__WHAT NEEDS TO BE DONE__:
Each record has to be repeated exactly as given.

Items listed in a dataset:
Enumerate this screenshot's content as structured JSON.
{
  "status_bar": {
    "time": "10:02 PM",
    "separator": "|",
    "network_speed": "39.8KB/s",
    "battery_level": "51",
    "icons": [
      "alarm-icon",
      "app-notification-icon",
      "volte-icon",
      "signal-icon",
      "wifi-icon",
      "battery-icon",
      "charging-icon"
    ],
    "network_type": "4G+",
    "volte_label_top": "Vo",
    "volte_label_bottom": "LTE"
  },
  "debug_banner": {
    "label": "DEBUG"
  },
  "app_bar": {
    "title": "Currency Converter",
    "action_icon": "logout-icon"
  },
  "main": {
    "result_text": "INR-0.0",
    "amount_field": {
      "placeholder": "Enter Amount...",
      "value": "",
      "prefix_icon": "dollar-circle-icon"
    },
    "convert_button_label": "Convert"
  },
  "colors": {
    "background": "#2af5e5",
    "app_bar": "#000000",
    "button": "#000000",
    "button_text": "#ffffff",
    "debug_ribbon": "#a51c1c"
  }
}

__ANSWER BELOW__:
Enumerate this screenshot's content as structured JSON.
{
  "status_bar": {
    "time": "10:02 PM",
    "separator": "|",
    "network_speed": "39.8KB/s",
    "battery_level": "51",
    "icons": [
      "alarm-icon",
      "app-notification-icon",
      "volte-icon",
      "signal-icon",
      "wifi-icon",
      "battery-icon",
      "charging-icon"
    ],
    "network_type": "4G+",
    "volte_label_top": "Vo",
    "volte_label_bottom": "LTE"
  },
  "debug_banner": {
    "label": "DEBUG"
  },
  "app_bar": {
    "title": "Currency Converter",
    "action_icon": "logout-icon"
  },
  "main": {
    "result_text": "INR-0.0",
    "amount_field": {
      "placeholder": "Enter Amount...",
      "value": "",
      "prefix_icon": "dollar-circle-icon"
    },
    "convert_button_label": "Convert"
  },
  "colors": {
    "background": "#2af5e5",
    "app_bar": "#000000",
    "button": "#000000",
    "button_text": "#ffffff",
    "debug_ribbon": "#a51c1c"
  }
}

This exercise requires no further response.